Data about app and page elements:
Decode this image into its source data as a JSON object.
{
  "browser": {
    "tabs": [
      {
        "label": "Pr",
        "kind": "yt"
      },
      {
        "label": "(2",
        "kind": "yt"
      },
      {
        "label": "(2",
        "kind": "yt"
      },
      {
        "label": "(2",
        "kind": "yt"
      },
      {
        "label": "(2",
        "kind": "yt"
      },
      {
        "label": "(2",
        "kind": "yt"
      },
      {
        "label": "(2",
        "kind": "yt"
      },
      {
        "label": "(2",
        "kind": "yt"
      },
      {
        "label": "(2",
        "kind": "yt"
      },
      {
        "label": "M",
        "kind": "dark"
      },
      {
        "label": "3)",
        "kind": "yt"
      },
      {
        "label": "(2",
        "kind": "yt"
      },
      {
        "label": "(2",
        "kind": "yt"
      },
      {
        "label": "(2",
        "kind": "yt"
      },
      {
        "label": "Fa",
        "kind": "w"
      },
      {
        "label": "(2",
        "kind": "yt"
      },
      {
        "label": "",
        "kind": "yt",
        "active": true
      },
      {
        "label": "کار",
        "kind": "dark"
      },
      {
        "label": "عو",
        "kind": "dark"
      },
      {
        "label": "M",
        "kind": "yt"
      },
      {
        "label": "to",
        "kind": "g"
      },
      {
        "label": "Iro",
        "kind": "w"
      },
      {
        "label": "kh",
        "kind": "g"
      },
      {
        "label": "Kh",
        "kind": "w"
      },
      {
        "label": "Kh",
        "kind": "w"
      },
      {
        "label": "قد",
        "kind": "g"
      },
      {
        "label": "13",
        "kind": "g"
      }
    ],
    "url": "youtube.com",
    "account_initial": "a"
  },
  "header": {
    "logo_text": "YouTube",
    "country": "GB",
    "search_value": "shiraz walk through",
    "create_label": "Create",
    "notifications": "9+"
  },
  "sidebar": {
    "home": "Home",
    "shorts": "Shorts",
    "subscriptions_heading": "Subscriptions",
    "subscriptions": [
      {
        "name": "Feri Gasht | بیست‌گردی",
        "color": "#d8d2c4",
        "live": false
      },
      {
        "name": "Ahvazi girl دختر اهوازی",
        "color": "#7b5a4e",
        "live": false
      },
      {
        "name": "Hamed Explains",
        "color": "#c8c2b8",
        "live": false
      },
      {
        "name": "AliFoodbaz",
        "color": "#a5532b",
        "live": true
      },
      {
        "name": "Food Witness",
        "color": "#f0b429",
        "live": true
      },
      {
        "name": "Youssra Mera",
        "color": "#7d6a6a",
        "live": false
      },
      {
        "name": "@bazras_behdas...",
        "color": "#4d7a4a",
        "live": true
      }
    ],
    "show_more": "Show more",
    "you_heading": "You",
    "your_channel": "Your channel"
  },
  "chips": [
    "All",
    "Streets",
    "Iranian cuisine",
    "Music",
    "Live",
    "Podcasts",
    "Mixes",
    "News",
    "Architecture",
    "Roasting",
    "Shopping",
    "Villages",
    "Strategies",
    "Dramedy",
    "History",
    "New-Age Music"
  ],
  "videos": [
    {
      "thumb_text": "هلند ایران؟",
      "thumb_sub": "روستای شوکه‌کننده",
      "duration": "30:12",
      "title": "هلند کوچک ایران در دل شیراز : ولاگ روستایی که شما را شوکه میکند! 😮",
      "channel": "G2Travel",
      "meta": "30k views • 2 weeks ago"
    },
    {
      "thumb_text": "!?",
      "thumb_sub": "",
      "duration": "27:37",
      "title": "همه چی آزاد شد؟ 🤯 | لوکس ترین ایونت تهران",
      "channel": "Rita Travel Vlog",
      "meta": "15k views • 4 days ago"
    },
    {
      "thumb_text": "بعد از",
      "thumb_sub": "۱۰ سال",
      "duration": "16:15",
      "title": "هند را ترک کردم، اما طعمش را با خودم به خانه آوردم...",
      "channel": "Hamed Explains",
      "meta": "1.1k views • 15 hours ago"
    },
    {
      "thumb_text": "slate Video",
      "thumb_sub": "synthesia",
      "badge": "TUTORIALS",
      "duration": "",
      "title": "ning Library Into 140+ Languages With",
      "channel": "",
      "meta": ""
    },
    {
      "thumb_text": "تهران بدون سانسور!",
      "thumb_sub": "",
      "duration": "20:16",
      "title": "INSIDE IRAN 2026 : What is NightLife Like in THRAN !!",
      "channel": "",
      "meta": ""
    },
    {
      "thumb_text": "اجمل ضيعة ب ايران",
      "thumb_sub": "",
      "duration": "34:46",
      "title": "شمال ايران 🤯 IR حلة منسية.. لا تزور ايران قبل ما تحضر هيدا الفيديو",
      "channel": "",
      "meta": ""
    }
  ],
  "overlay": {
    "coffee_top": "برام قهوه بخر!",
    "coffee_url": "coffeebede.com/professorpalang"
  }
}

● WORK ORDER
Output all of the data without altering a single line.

● YOUR RESPONSE
Decode this image into its source data as a JSON object.
{
  "browser": {
    "tabs": [
      {
        "label": "Pr",
        "kind": "yt"
      },
      {
        "label": "(2",
        "kind": "yt"
      },
      {
        "label": "(2",
        "kind": "yt"
      },
      {
        "label": "(2",
        "kind": "yt"
      },
      {
        "label": "(2",
        "kind": "yt"
      },
      {
        "label": "(2",
        "kind": "yt"
      },
      {
        "label": "(2",
        "kind": "yt"
      },
      {
        "label": "(2",
        "kind": "yt"
      },
      {
        "label": "(2",
        "kind": "yt"
      },
      {
        "label": "M",
        "kind": "dark"
      },
      {
        "label": "3)",
        "kind": "yt"
      },
      {
        "label": "(2",
        "kind": "yt"
      },
      {
        "label": "(2",
        "kind": "yt"
      },
      {
        "label": "(2",
        "kind": "yt"
      },
      {
        "label": "Fa",
        "kind": "w"
      },
      {
        "label": "(2",
        "kind": "yt"
      },
      {
        "label": "",
        "kind": "yt",
        "active": true
      },
      {
        "label": "کار",
        "kind": "dark"
      },
      {
        "label": "عو",
        "kind": "dark"
      },
      {
        "label": "M",
        "kind": "yt"
      },
      {
        "label": "to",
        "kind": "g"
      },
      {
        "label": "Iro",
        "kind": "w"
      },
      {
        "label": "kh",
        "kind": "g"
      },
      {
        "label": "Kh",
        "kind": "w"
      },
      {
        "label": "Kh",
        "kind": "w"
      },
      {
        "label": "قد",
        "kind": "g"
      },
      {
        "label": "13",
        "kind": "g"
      }
    ],
    "url": "youtube.com",
    "account_initial": "a"
  },
  "header": {
    "logo_text": "YouTube",
    "country": "GB",
    "search_value": "shiraz walk through",
    "create_label": "Create",
    "notifications": "9+"
  },
  "sidebar": {
    "home": "Home",
    "shorts": "Shorts",
    "subscriptions_heading": "Subscriptions",
    "subscriptions": [
      {
        "name": "Feri Gasht | بیست‌گردی",
        "color": "#d8d2c4",
        "live": false
      },
      {
        "name": "Ahvazi girl دختر اهوازی",
        "color": "#7b5a4e",
        "live": false
      },
      {
        "name": "Hamed Explains",
        "color": "#c8c2b8",
        "live": false
      },
      {
        "name": "AliFoodbaz",
        "color": "#a5532b",
        "live": true
      },
      {
        "name": "Food Witness",
        "color": "#f0b429",
        "live": true
      },
      {
        "name": "Youssra Mera",
        "color": "#7d6a6a",
        "live": false
      },
      {
        "name": "@bazras_behdas...",
        "color": "#4d7a4a",
        "live": true
      }
    ],
    "show_more": "Show more",
    "you_heading": "You",
    "your_channel": "Your channel"
  },
  "chips": [
    "All",
    "Streets",
    "Iranian cuisine",
    "Music",
    "Live",
    "Podcasts",
    "Mixes",
    "News",
    "Architecture",
    "Roasting",
    "Shopping",
    "Villages",
    "Strategies",
    "Dramedy",
    "History",
    "New-Age Music"
  ],
  "videos": [
    {
      "thumb_text": "هلند ایران؟",
      "thumb_sub": "روستای شوکه‌کننده",
      "duration": "30:12",
      "title": "هلند کوچک ایران در دل شیراز : ولاگ روستایی که شما را شوکه میکند! 😮",
      "channel": "G2Travel",
      "meta": "30k views • 2 weeks ago"
    },
    {
      "thumb_text": "!?",
      "thumb_sub": "",
      "duration": "27:37",
      "title": "همه چی آزاد شد؟ 🤯 | لوکس ترین ایونت تهران",
      "channel": "Rita Travel Vlog",
      "meta": "15k views • 4 days ago"
    },
    {
      "thumb_text": "بعد از",
      "thumb_sub": "۱۰ سال",
      "duration": "16:15",
      "title": "هند را ترک کردم، اما طعمش را با خودم به خانه آوردم...",
      "channel": "Hamed Explains",
      "meta": "1.1k views • 15 hours ago"
    },
    {
      "thumb_text": "slate Video",
      "thumb_sub": "synthesia",
      "badge": "TUTORIALS",
      "duration": "",
      "title": "ning Library Into 140+ Languages With",
      "channel": "",
      "meta": ""
    },
    {
      "thumb_text": "تهران بدون سانسور!",
      "thumb_sub": "",
      "duration": "20:16",
      "title": "INSIDE IRAN 2026 : What is NightLife Like in THRAN !!",
      "channel": "",
      "meta": ""
    },
    {
      "thumb_text": "اجمل ضيعة ب ايران",
      "thumb_sub": "",
      "duration": "34:46",
      "title": "شمال ايران 🤯 IR حلة منسية.. لا تزور ايران قبل ما تحضر هيدا الفيديو",
      "channel": "",
      "meta": ""
    }
  ],
  "overlay": {
    "coffee_top": "برام قهوه بخر!",
    "coffee_url": "coffeebede.com/professorpalang"
  }
}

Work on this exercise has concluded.